* EXERCISE OBJECTIVE: Retrieve all lines below that have the string "note".

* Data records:
▶
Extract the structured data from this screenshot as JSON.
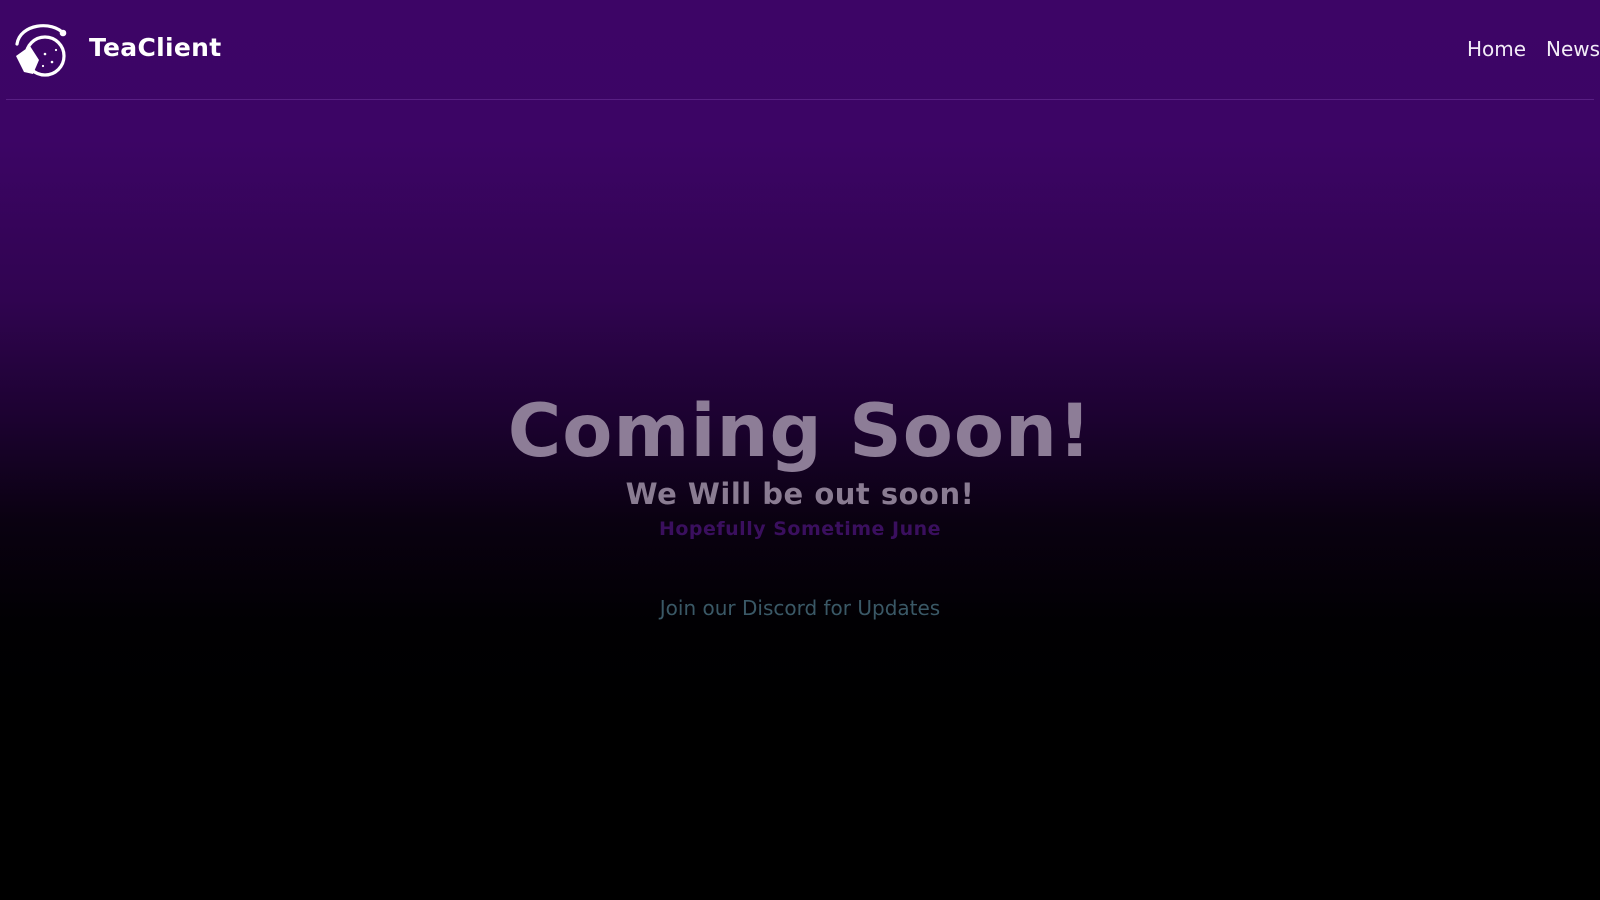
{
  "header": {
    "brand_name": "TeaClient",
    "nav": [
      {
        "label": "Home"
      },
      {
        "label": "News"
      }
    ]
  },
  "hero": {
    "title": "Coming Soon!",
    "subtitle": "We Will be out soon!",
    "note": "Hopefully Sometime June",
    "discord_link": "Join our Discord for Updates"
  },
  "icons": {
    "logo": "tea-cup-logo-icon"
  },
  "colors": {
    "background_top": "#3d0566",
    "background_bottom": "#000000",
    "title": "#8d7d97",
    "note": "#3a0f5e",
    "link": "#3a5866"
  }
}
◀
* EXERCISE SOLUTION:
    "note": "Hopefully Sometime June",
    "note": "#3a0f5e",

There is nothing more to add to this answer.